A long awaited second EP of original songs from Milton Keynes guitarist/singer Anna Hester, following up her four track release ‘In The Meantime’ from 2014. An entrancing live performer with just vocals and acoustic guitar; on these tracks her empathetic backing ensemble enhance her pure folk voice.
1. We Can Get Lost A mellow opener, the relaxed backing of the band is a foundation for a lyric celebrating the uplifting optimism of a promising new relationship. Anna’s vocal soars and floats along with some neat self-harmonies.
2. Have We Met A slow ballad, starting with the elegant line ‘…I found your tapestries there in my eyes…’ the listener is invited into a world of abstract melancholy, (creating a similar mood to ‘The Byrds’ on her previous EP, a song that when I first heard it I wrongly assumed it to be a folk standard, such was its timeless resonance). The lyric drifts towards disappointment and betrayal, with some clever musical nuances along the way. A sublime track, my favourite on the EP.

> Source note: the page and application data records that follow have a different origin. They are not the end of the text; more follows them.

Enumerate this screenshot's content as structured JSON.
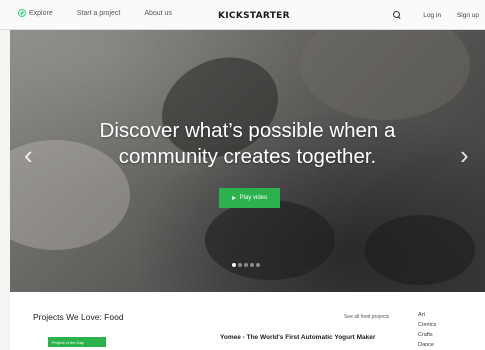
{
  "nav": {
    "explore": "Explore",
    "start_project": "Start a project",
    "about": "About us",
    "logo": "KICKSTARTER",
    "login": "Log in",
    "signup": "Sign up"
  },
  "hero": {
    "title_line1": "Discover what’s possible when a",
    "title_line2": "community creates together.",
    "play_label": "Play video",
    "arrow_left": "‹",
    "arrow_right": "›",
    "slide_count": 5,
    "active_slide": 1
  },
  "projects": {
    "title": "Projects We Love: Food",
    "see_all": "See all food projects",
    "featured_badge": "Project of the Day",
    "featured_name": "Yomee - The World's First Automatic Yogurt Maker",
    "categories": [
      "Art",
      "Comics",
      "Crafts",
      "Dance"
    ]
  },
  "colors": {
    "accent_green": "#2bb24c",
    "brand_green": "#2bde73",
    "hero_text": "#ffffff"
  },
  "icons": {
    "explore": "compass-icon",
    "search": "search-icon",
    "play": "play-icon"
  }
}
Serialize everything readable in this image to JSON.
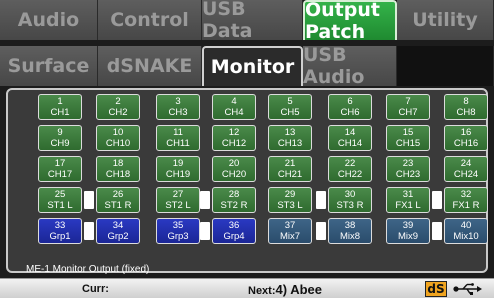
{
  "tabs": {
    "row1": [
      "Audio",
      "Control",
      "USB Data",
      "Output Patch",
      "Utility"
    ],
    "row2": [
      "Surface",
      "dSNAKE",
      "Monitor",
      "USB Audio"
    ]
  },
  "note": "ME-1 Monitor Output (fixed)",
  "status": {
    "curr_label": "Curr:",
    "next_label": "Next:",
    "next_value": "4) Abee",
    "ds_badge": "dS"
  },
  "buttons": [
    [
      {
        "n": "1",
        "l": "CH1",
        "c": "green"
      },
      {
        "n": "2",
        "l": "CH2",
        "c": "green"
      },
      {
        "n": "3",
        "l": "CH3",
        "c": "green"
      },
      {
        "n": "4",
        "l": "CH4",
        "c": "green"
      },
      {
        "n": "5",
        "l": "CH5",
        "c": "green"
      },
      {
        "n": "6",
        "l": "CH6",
        "c": "green"
      },
      {
        "n": "7",
        "l": "CH7",
        "c": "green"
      },
      {
        "n": "8",
        "l": "CH8",
        "c": "green"
      }
    ],
    [
      {
        "n": "9",
        "l": "CH9",
        "c": "green"
      },
      {
        "n": "10",
        "l": "CH10",
        "c": "green"
      },
      {
        "n": "11",
        "l": "CH11",
        "c": "green"
      },
      {
        "n": "12",
        "l": "CH12",
        "c": "green"
      },
      {
        "n": "13",
        "l": "CH13",
        "c": "green"
      },
      {
        "n": "14",
        "l": "CH14",
        "c": "green"
      },
      {
        "n": "15",
        "l": "CH15",
        "c": "green"
      },
      {
        "n": "16",
        "l": "CH16",
        "c": "green"
      }
    ],
    [
      {
        "n": "17",
        "l": "CH17",
        "c": "green"
      },
      {
        "n": "18",
        "l": "CH18",
        "c": "green"
      },
      {
        "n": "19",
        "l": "CH19",
        "c": "green"
      },
      {
        "n": "20",
        "l": "CH20",
        "c": "green"
      },
      {
        "n": "21",
        "l": "CH21",
        "c": "green"
      },
      {
        "n": "22",
        "l": "CH22",
        "c": "green"
      },
      {
        "n": "23",
        "l": "CH23",
        "c": "green"
      },
      {
        "n": "24",
        "l": "CH24",
        "c": "green"
      }
    ],
    [
      {
        "n": "25",
        "l": "ST1 L",
        "c": "green"
      },
      {
        "n": "26",
        "l": "ST1 R",
        "c": "green"
      },
      {
        "n": "27",
        "l": "ST2 L",
        "c": "green"
      },
      {
        "n": "28",
        "l": "ST2 R",
        "c": "green"
      },
      {
        "n": "29",
        "l": "ST3 L",
        "c": "green"
      },
      {
        "n": "30",
        "l": "ST3 R",
        "c": "green"
      },
      {
        "n": "31",
        "l": "FX1 L",
        "c": "green"
      },
      {
        "n": "32",
        "l": "FX1 R",
        "c": "green"
      }
    ],
    [
      {
        "n": "33",
        "l": "Grp1",
        "c": "blue"
      },
      {
        "n": "34",
        "l": "Grp2",
        "c": "blue"
      },
      {
        "n": "35",
        "l": "Grp3",
        "c": "blue"
      },
      {
        "n": "36",
        "l": "Grp4",
        "c": "blue"
      },
      {
        "n": "37",
        "l": "Mix7",
        "c": "slate"
      },
      {
        "n": "38",
        "l": "Mix8",
        "c": "slate"
      },
      {
        "n": "39",
        "l": "Mix9",
        "c": "slate"
      },
      {
        "n": "40",
        "l": "Mix10",
        "c": "slate"
      }
    ]
  ]
}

3. Watch The Clock The lead single from this collection, a highlight of her live set. On here Anna embraces an easy jazz/folk styling for a late night middle tempo song of questioning and hope. Combining the seventies instrumentation of ‘Solid Air’ era John Martyn and the lyrical yearning of Nick Drake this standout song is propelled by a loping, sensual double bass and echoing piano hauntingly moving in and out.
4. Towards Today A more conventional song structure with a catchy chorus line. The gentle vocal interweaves with sparkling acoustic guitar arpeggios and a cello counter melody. A subtle end to an EP of quality and richness.
Snowpoet join together elements of folk, jazz, ambient and of course poetry to produce a captivating fusion of sound. The writing and performing core of the band is singer Lauren Kinsella and instrumentalist Chris Hyson joined on this album by other talented acoustic players.
Opening track ‘The Therapist’ is a glistening series of guitar arpeggios with the soulful vocal of Lauren on a haunting journey where the melody never quite settles. Other instruments steal in and out and the overall effect is beguiling and mellow. Instrumental track two ‘Under The Tree’ has a ticking clock theme and paves the way for some shimmering string effects on the pastoral ‘Water Baby’ along with the piano figure constantly returning under the voice.
‘Love Again’ is a longer piece and probably my favourite track on the album, a jazzy late-night treat with a slightly up-tempo bass and a saxophone solo; like much of this album it is never too hurried. ‘Dear Someone’ is vocal only, you can imagine this one making an impact in a live context. ‘Snow’ is a measured, smooth ballad with a gorgeous vocal performance, ‘Two Of Cups’ (a tarot card that ‘…shows the beauty and power that is created when two become one…’) is a slow, evocative waltz that is reminiscent of a mid-period Van Morrison instrumental track.
And there are more special moments; the semi-spoken word of ‘It’s Already Better Than OK’ and the simple piano accompaniment to the free form ‘Another Step’, a short and powerful vignette that brings this impressive album to a satisfying end.
It is good to know that a bit of searching finds that the folk and roots scene in Cambridge extends far beyond the annual folk festival and includes events such as this triple showcase hosted in the intimate surroundings of J3, set out cabaret style with candle-lit tables creating a very friendly and supportive ambience.
Having established themselves in other bands, Yve, Clare and Lu are still deciding on a name but in the meantime play guitar and violin and on a night where harmony vocals featured strongly they did justice to some timeless songs, including a subtle version of the Bee Gees ‘To Love Somebody’. Original compositions too are promised in the future.
Trio Luna Falls instantly create a captivating sound; three acoustic guitars and vocals that gel with each other perfectly and reflect many years of sisters singing together. They play tracks from their EP and also cover versions including a spirited rendition of ‘The Irish Rover’. I think their own material is very strong; the haunting waltz ‘Gentle Lies’, the multi-layered tones of ‘Breakthrough’ and of course the impressive, award-winning ‘Falling To Pieces’, a favourite of mine from a recently reviewed compilation.
From acoustic folk the evening then went into pure country rock with SJ Mortimer & The Flying Pigs. SJ has a great voice and her original songs reflect more of the up-side of the genre; travelling on (‘Hit The Road’), celebration of love (‘Heart Beats Faster’) and with ‘American Dream’ the desire to make music in Nashville (where SJ actually recorded her album!). The combination of violin, guitars, banjo and beefed-up cajón with extra bass drum effect gave plenty of depth to the sound with SJ’s voice soaring effortlessly through it all.
There was a cover of the late Tom Petty’s ‘Free Fallin” and a rowdy ‘Fireball’ which is the title track to her new EP and a good excuse for a drinking game. With guest backing vocalists on the contemplative ‘Smokey Mountains’ we were treated to some emotional six part harmonies. The final encore was the glorious ‘Folsom Prison Blues’, (which always seems to make it sound a fine place to be?!), a fitting conclusion to a really good show.